(TASK OBJECTIVE) Look through the data for the string "amount". Copy every line where it is found.

(PROVIDED RECORDS)
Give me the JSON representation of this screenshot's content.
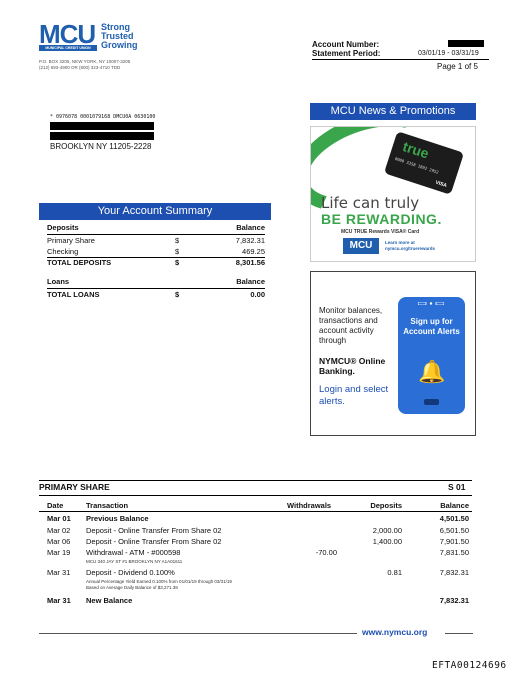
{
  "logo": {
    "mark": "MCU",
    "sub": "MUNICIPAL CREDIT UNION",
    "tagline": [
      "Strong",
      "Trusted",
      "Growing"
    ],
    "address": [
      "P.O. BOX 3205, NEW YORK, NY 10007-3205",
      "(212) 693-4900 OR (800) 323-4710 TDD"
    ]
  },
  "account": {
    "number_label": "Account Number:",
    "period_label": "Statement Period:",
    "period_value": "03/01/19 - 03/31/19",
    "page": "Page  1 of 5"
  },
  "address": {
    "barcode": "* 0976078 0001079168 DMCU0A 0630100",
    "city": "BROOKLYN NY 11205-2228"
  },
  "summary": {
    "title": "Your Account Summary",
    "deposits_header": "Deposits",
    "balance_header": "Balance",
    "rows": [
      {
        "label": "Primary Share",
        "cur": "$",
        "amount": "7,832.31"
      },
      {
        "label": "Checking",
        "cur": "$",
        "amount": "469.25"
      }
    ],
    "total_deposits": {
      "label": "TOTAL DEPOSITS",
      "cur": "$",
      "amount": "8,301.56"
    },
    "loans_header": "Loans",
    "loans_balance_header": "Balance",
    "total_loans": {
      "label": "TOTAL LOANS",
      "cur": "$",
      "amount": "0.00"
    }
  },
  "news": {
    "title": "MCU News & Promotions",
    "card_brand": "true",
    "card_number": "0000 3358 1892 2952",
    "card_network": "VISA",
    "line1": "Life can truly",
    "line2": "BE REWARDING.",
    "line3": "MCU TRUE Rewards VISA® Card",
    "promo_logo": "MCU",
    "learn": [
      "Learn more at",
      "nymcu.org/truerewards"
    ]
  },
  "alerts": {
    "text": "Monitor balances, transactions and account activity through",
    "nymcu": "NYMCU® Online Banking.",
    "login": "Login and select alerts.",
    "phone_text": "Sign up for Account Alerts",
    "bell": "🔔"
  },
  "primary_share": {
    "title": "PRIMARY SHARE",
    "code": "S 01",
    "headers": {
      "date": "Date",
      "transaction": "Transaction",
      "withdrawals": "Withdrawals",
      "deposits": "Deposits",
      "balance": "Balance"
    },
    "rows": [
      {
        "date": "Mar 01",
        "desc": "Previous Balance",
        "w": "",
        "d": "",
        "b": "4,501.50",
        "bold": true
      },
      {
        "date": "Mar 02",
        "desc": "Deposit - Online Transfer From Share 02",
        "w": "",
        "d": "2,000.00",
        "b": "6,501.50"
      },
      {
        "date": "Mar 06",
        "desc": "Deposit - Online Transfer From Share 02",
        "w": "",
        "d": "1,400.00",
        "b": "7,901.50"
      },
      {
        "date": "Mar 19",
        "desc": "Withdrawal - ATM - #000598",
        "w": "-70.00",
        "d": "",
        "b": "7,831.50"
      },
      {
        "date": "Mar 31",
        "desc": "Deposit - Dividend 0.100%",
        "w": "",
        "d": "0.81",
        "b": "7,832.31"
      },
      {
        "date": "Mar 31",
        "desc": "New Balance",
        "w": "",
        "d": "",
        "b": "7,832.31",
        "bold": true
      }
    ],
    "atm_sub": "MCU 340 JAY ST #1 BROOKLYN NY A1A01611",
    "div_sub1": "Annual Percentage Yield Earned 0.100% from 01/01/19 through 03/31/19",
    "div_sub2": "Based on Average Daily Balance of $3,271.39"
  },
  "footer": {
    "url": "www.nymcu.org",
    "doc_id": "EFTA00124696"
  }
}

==

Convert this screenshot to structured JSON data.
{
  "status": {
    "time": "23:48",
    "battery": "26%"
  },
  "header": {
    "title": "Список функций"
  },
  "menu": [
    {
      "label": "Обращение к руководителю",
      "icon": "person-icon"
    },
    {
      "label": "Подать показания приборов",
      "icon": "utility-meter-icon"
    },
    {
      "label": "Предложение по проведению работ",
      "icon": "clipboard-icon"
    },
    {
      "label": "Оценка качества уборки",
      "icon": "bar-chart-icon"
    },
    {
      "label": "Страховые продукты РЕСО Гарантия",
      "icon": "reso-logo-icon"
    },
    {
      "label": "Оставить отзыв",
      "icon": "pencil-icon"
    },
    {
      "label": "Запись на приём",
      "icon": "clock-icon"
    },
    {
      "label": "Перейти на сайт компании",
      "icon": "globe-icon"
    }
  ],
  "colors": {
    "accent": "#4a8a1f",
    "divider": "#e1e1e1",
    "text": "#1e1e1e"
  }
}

(TASK SOLUTION)
        "amount": "7,832.31"
        "amount": "469.25"
      "amount": "8,301.56"
      "amount": "0.00"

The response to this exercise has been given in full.